It was welcome relief for Garcia, who already has exceeded the expectations held by the White Sox for him as a fifth starter. He might not top 90 mph on the speed gun, or even 85 mph on some days, but most importantly, Garcia knows how to win.
“Castro caught me and called a great game,” Garcia said. “[I] threw a lot of changeups, a lot of [garbage], but sometimes you feel good and that thing works. You got to go the way the catcher tells you and you can get out of those innings, and he called a good game. I threw [the changeups] because you throw them and they swing and miss. I want to keep throwing them until they start hitting them.”
“Very good changeup, nice slider, didn’t really use his fastball that much,” said Tampa Bay manager Joe Maddon of the White Sox winning pitcher. “But Freddy has readjusted to life after the 95-mph fastball, and I give him credit for that. He used to be a mid-90s guy with a great changeup off of it. Now, he’s pitching primarily with his changeup and his slider. He did a great job.”
May 28, 2010
|Chi White Sox||IP||H||R||ER||BB||SO||HR||ERA|
|Garcia, F(W, 4-3)||7.0||4||2||2||2||7||0||5.26|
According to a source, the [White] Sox have been contacted about Jenks by several teams, but the conversations have gone no further than gauging availability. And yes, he is very available. In order for the Sox to maximize his value on the trade market, they have to show that his seven saves carry more weight than his 6.35 ERA.
Team: Triple-A Charlotte (International)
Why He’s Here: 1-0, 0.00, 8 IP, 3 H, 0 R, 11 SO, 1 BB

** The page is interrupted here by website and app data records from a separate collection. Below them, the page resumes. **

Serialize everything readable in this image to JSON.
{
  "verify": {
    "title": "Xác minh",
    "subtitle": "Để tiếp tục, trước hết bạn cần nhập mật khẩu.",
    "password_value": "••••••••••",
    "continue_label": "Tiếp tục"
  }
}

The Scoop: Hudson hit rock bottom on April 27, when in a start against Columbus he allowed nine runs on eight hits in only one inning of work. After that outing, his ERA stood at 9.37 and he had allowed six homers through four starts. In five turns since, Hudson has dominated the IL just like we knew he could. He’s gone 3-0, 1.97 while striking out 41, walking just six and allowing one home run in five starts. With his 11-strikeout showing last Sunday, Hudson breezed past Aroldis Chapman to assume the league lead for strikeouts per nine innings with 10.99.
UPDATE: From BA’s prospect hot sheet chat:

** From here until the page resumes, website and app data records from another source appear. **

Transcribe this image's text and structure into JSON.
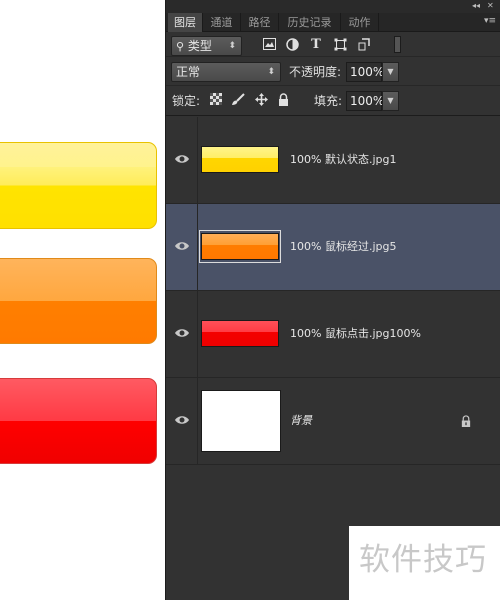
{
  "panel": {
    "tabs": [
      {
        "label": "图层",
        "active": true
      },
      {
        "label": "通道",
        "active": false
      },
      {
        "label": "路径",
        "active": false
      },
      {
        "label": "历史记录",
        "active": false
      },
      {
        "label": "动作",
        "active": false
      }
    ],
    "filter": {
      "kind_label": "类型"
    },
    "blend": {
      "mode": "正常",
      "opacity_label": "不透明度:",
      "opacity_value": "100%"
    },
    "lock": {
      "label": "锁定:",
      "fill_label": "填充:",
      "fill_value": "100%"
    },
    "layers": [
      {
        "name": "100%  默认状态.jpg1",
        "visible": true,
        "selected": false
      },
      {
        "name": "100%  鼠标经过.jpg5",
        "visible": true,
        "selected": true
      },
      {
        "name": "100% 鼠标点击.jpg100%",
        "visible": true,
        "selected": false
      },
      {
        "name": "背景",
        "visible": true,
        "selected": false,
        "locked": true
      }
    ]
  },
  "canvas": {
    "buttons": [
      {
        "state": "default",
        "color": "#ffe400"
      },
      {
        "state": "hover",
        "color": "#ff7f00"
      },
      {
        "state": "pressed",
        "color": "#ff0000"
      }
    ]
  },
  "watermark": {
    "text": "软件技巧"
  }
}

Michelle (Florida): Hey do you think you could tell me a little more about Dan Hudson and what kind of potential he has. Also do you see a promotion any time soon to the White Sox.
Jim Shonerd: Hudson has the potential to be a middle-of-the-rotation guy. He’s got a solid low 90s fastball and a good changeup, both of which he can use to pound the strike zone. His delivery has some deception, but it’s high maintenance, which can lead to inconsistency. Given how the White Sox rotation has performed this year and the fact that Hudson went all the way from low A to the majors last year, he could certainly get called back there if there’s an opening. It’s still just his second full season though, so more time to learn in Triple-A won’t hurt.
… True to the scouting reports, Ely isn’t lighting up radar guns — his fastball is averaging 87.9 MPH. However, he’s not using the pitch much (about 32 percent), and when he does, he gets strikes (70.1 percent, 64.4% MLB average). Ely’s bread-and-butter is his changeup. According to Pitch F/X data from texasleaguers.com, he has pulled the string about 41 percent of the time. The change has garnered a strike 74.2 percent (60.7% MLB average), and it has been whiffed at 21.6 percent (12.6% MLB average). He’s also mixing in mid-80’s sliders/cutters, as well as a slooow 70 MPH curve.
Despite his modest stuff, Ely has managed to get swinging strikes 9.1 percent to this point (8-8.5% MLB average), while getting batters to chase his pitches out of the zone 29.1% (27.7% MLB average). …
Carl’s latest, not Sox related: